Stored data
▽

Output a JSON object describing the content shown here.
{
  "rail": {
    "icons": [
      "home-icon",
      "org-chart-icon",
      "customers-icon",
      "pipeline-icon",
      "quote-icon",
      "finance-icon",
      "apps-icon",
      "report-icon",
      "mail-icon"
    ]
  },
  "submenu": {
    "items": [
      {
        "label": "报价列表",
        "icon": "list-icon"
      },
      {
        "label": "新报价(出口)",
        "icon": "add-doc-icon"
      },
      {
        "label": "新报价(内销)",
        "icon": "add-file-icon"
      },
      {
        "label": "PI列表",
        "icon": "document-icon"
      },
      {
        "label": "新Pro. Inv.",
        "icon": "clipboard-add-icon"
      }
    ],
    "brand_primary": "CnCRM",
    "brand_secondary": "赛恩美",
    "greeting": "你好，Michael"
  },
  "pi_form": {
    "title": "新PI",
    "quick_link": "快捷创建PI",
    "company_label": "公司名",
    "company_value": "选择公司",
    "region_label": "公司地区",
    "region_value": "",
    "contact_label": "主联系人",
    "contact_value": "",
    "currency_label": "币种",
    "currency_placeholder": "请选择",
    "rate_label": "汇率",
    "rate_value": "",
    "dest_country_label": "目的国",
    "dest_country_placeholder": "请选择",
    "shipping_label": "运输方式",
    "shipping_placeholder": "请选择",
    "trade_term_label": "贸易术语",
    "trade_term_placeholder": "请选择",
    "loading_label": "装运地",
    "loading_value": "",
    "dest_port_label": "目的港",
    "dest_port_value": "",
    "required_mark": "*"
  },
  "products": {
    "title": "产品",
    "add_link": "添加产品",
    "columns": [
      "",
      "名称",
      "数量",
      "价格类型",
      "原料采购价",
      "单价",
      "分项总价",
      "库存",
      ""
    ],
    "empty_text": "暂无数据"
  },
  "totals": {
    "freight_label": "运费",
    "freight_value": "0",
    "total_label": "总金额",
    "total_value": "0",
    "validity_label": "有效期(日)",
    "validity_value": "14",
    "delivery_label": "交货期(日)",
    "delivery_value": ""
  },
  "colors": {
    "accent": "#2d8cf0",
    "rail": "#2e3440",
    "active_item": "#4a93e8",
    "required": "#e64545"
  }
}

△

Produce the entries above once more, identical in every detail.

Exercise output
Output a JSON object describing the content shown here.
{
  "rail": {
    "icons": [
      "home-icon",
      "org-chart-icon",
      "customers-icon",
      "pipeline-icon",
      "quote-icon",
      "finance-icon",
      "apps-icon",
      "report-icon",
      "mail-icon"
    ]
  },
  "submenu": {
    "items": [
      {
        "label": "报价列表",
        "icon": "list-icon"
      },
      {
        "label": "新报价(出口)",
        "icon": "add-doc-icon"
      },
      {
        "label": "新报价(内销)",
        "icon": "add-file-icon"
      },
      {
        "label": "PI列表",
        "icon": "document-icon"
      },
      {
        "label": "新Pro. Inv.",
        "icon": "clipboard-add-icon"
      }
    ],
    "brand_primary": "CnCRM",
    "brand_secondary": "赛恩美",
    "greeting": "你好，Michael"
  },
  "pi_form": {
    "title": "新PI",
    "quick_link": "快捷创建PI",
    "company_label": "公司名",
    "company_value": "选择公司",
    "region_label": "公司地区",
    "region_value": "",
    "contact_label": "主联系人",
    "contact_value": "",
    "currency_label": "币种",
    "currency_placeholder": "请选择",
    "rate_label": "汇率",
    "rate_value": "",
    "dest_country_label": "目的国",
    "dest_country_placeholder": "请选择",
    "shipping_label": "运输方式",
    "shipping_placeholder": "请选择",
    "trade_term_label": "贸易术语",
    "trade_term_placeholder": "请选择",
    "loading_label": "装运地",
    "loading_value": "",
    "dest_port_label": "目的港",
    "dest_port_value": "",
    "required_mark": "*"
  },
  "products": {
    "title": "产品",
    "add_link": "添加产品",
    "columns": [
      "",
      "名称",
      "数量",
      "价格类型",
      "原料采购价",
      "单价",
      "分项总价",
      "库存",
      ""
    ],
    "empty_text": "暂无数据"
  },
  "totals": {
    "freight_label": "运费",
    "freight_value": "0",
    "total_label": "总金额",
    "total_value": "0",
    "validity_label": "有效期(日)",
    "validity_value": "14",
    "delivery_label": "交货期(日)",
    "delivery_value": ""
  },
  "colors": {
    "accent": "#2d8cf0",
    "rail": "#2e3440",
    "active_item": "#4a93e8",
    "required": "#e64545"
  }
}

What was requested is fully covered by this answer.